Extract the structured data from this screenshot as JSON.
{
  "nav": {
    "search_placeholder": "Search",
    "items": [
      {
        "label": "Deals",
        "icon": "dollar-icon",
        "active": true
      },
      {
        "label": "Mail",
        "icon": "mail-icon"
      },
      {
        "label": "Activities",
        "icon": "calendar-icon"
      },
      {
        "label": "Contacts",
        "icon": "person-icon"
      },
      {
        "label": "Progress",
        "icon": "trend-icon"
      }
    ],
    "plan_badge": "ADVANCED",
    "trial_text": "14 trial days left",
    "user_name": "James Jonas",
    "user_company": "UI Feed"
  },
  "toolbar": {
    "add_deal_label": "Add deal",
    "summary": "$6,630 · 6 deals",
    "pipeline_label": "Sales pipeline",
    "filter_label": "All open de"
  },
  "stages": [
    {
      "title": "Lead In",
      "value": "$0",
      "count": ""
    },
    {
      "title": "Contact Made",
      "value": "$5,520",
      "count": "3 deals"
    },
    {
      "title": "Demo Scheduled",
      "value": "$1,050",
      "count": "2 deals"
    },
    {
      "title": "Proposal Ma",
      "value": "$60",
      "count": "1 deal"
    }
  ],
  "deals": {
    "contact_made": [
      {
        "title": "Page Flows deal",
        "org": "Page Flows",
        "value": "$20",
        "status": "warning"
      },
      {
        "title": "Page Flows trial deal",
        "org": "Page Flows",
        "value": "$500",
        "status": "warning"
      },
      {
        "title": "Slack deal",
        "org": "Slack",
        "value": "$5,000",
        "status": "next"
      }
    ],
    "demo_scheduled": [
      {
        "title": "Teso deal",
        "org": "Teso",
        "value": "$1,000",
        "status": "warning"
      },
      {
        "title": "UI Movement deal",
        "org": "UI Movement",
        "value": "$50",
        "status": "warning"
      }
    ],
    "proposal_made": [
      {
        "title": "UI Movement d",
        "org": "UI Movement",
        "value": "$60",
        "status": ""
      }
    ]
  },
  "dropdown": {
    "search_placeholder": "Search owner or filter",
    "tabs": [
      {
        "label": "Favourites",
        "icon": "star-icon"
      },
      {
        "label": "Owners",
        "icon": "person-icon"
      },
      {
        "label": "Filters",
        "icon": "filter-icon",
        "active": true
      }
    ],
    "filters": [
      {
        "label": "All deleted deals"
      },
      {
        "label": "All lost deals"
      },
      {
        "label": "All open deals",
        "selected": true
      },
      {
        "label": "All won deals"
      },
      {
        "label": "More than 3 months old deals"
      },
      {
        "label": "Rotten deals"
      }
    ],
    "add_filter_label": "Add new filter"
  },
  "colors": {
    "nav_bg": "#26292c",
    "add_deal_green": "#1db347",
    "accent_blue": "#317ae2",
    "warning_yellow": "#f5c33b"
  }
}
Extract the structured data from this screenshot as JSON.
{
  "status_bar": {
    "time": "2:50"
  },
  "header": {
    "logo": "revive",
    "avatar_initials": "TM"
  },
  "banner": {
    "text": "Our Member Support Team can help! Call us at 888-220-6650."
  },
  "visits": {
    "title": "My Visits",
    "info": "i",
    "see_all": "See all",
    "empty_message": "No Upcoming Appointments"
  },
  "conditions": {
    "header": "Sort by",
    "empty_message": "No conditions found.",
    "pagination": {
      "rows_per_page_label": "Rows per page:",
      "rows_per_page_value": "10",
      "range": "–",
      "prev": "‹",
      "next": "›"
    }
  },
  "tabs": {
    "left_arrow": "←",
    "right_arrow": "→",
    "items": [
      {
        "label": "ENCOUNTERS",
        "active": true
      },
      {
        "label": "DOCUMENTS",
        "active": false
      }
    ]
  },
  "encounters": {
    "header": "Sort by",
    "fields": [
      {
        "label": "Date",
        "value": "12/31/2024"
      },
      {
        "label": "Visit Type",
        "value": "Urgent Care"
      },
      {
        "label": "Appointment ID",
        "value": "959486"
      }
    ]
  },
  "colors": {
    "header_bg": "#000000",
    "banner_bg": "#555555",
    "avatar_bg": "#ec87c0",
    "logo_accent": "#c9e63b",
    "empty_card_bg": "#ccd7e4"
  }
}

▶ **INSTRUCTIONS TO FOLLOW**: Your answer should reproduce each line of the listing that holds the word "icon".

▶ **EXERCISE SOLUTION**:
        "icon": "dollar-icon",
        "icon": "mail-icon"
        "icon": "calendar-icon"
        "icon": "person-icon"
        "icon": "trend-icon"
        "icon": "star-icon"
        "icon": "person-icon"
        "icon": "filter-icon",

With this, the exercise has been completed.